EXERCISE: If a line in the data holds "Reject", copy that line out in full.

(MATERIAL PROVIDED begins)

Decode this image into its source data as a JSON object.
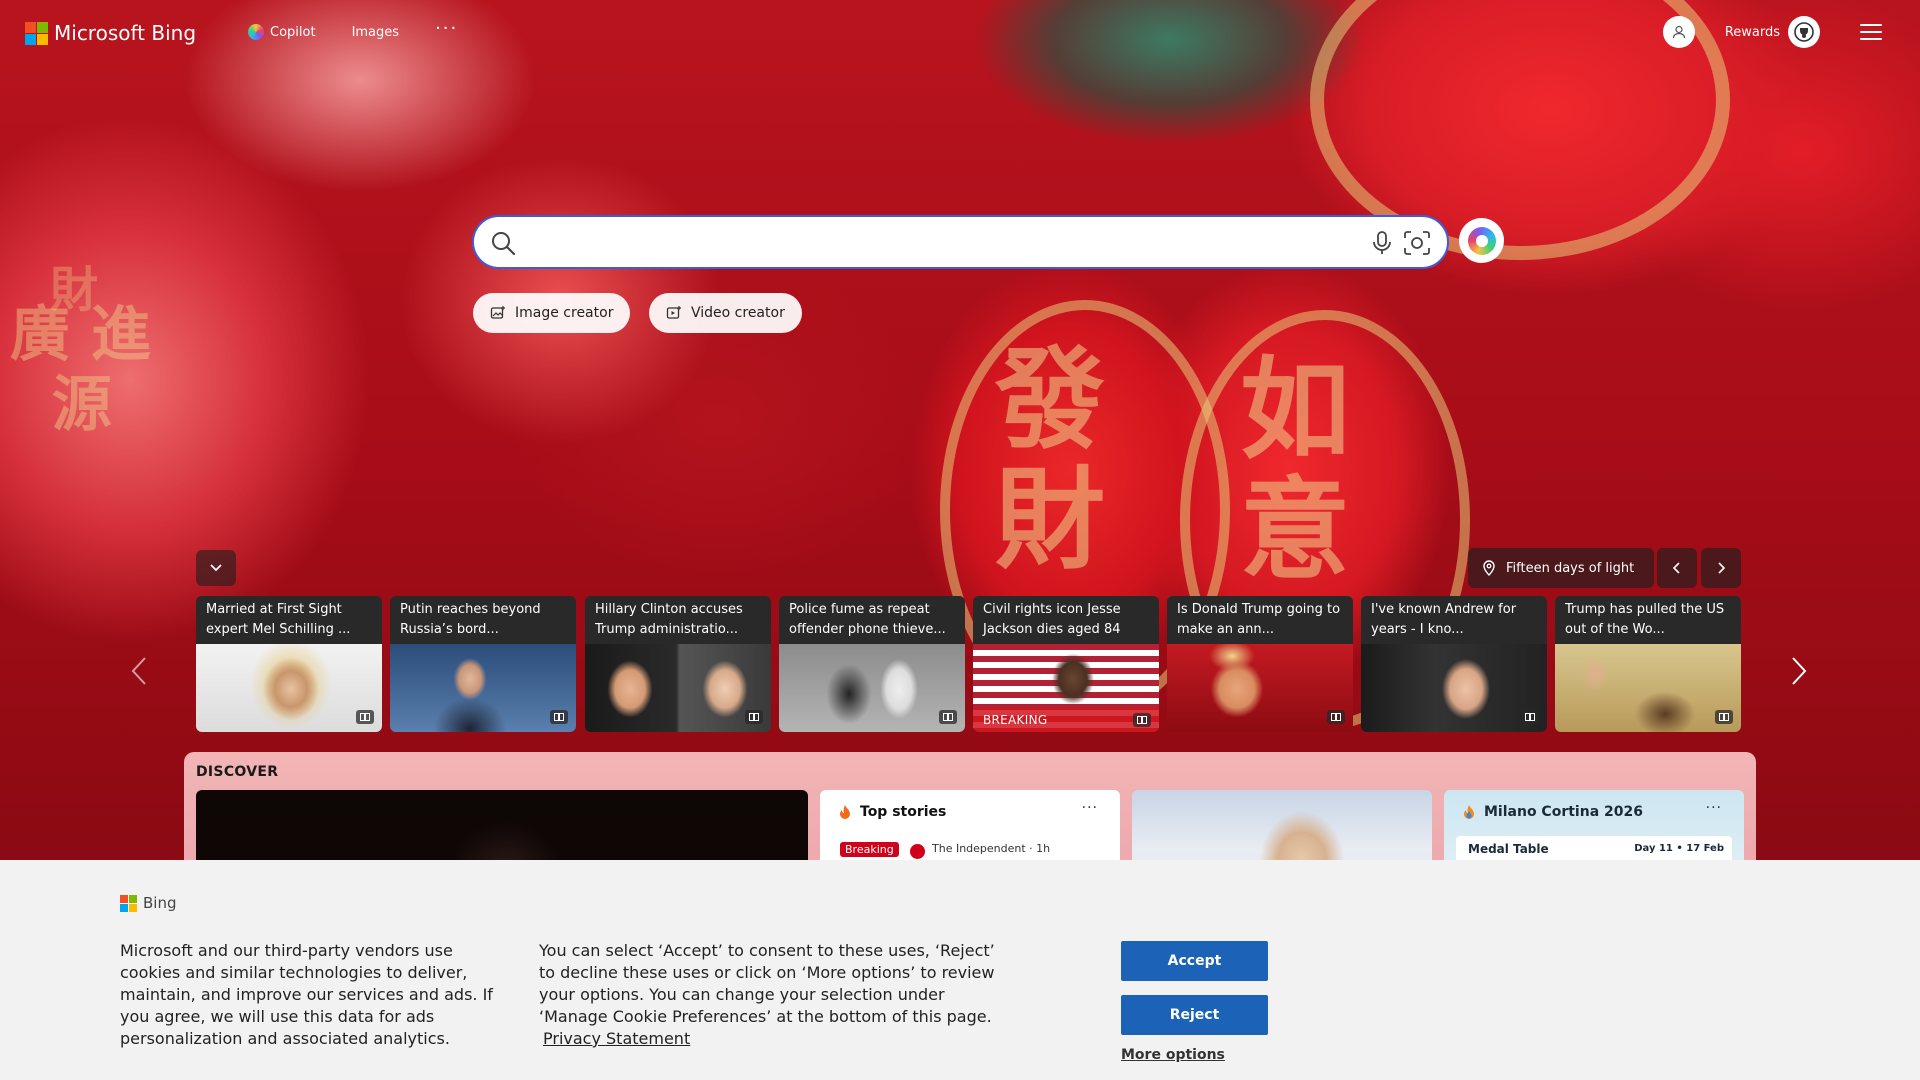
{
  "header": {
    "logo_text": "Microsoft Bing",
    "nav": [
      {
        "label": "Copilot"
      },
      {
        "label": "Images"
      }
    ],
    "more_label": "···",
    "rewards_label": "Rewards"
  },
  "search": {
    "placeholder": "",
    "value": ""
  },
  "creators": {
    "image_creator": "Image creator",
    "video_creator": "Video creator"
  },
  "location": {
    "label": "Fifteen days of light"
  },
  "news_cards": [
    {
      "title": "Married at First Sight expert Mel Schilling ...",
      "badge": ""
    },
    {
      "title": "Putin reaches beyond Russia’s bord...",
      "badge": ""
    },
    {
      "title": "Hillary Clinton accuses Trump administratio...",
      "badge": ""
    },
    {
      "title": "Police fume as repeat offender phone thieve...",
      "badge": ""
    },
    {
      "title": "Civil rights icon Jesse Jackson dies aged 84",
      "badge": "BREAKING"
    },
    {
      "title": "Is Donald Trump going to make an ann...",
      "badge": ""
    },
    {
      "title": "I've known Andrew for years - I kno...",
      "badge": ""
    },
    {
      "title": "Trump has pulled the US out of the Wo...",
      "badge": ""
    }
  ],
  "discover": {
    "title": "DISCOVER",
    "top_stories": {
      "title": "Top stories",
      "more": "···",
      "badge": "Breaking",
      "source": "The Independent · 1h"
    },
    "milano": {
      "title": "Milano Cortina 2026",
      "more": "···",
      "medal_table": "Medal Table",
      "day": "Day 11 • 17 Feb"
    }
  },
  "cookie": {
    "brand": "Bing",
    "text1": "Microsoft and our third-party vendors use cookies and similar technologies to deliver, maintain, and improve our services and ads. If you agree, we will use this data for ads personalization and associated analytics.",
    "text2": "You can select ‘Accept’ to consent to these uses, ‘Reject’ to decline these uses or click on ‘More options’ to review your options. You can change your selection under ‘Manage Cookie Preferences’ at the bottom of this page.",
    "privacy_link": "Privacy Statement",
    "accept": "Accept",
    "reject": "Reject",
    "more_options": "More options"
  },
  "colors": {
    "ms_red": "#f25022",
    "ms_green": "#7fba00",
    "ms_blue": "#00a4ef",
    "ms_yellow": "#ffb900",
    "search_border": "#3d5cd8",
    "cookie_button": "#1c63b8",
    "breaking_red": "#d0021b"
  }
}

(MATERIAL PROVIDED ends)

SOLVED PROBLEM:
    "text2": "You can select ‘Accept’ to consent to these uses, ‘Reject’ to decline these uses or click on ‘More options’ to review your options. You can change your selection under ‘Manage Cookie Preferences’ at the bottom of this page.",
    "reject": "Reject",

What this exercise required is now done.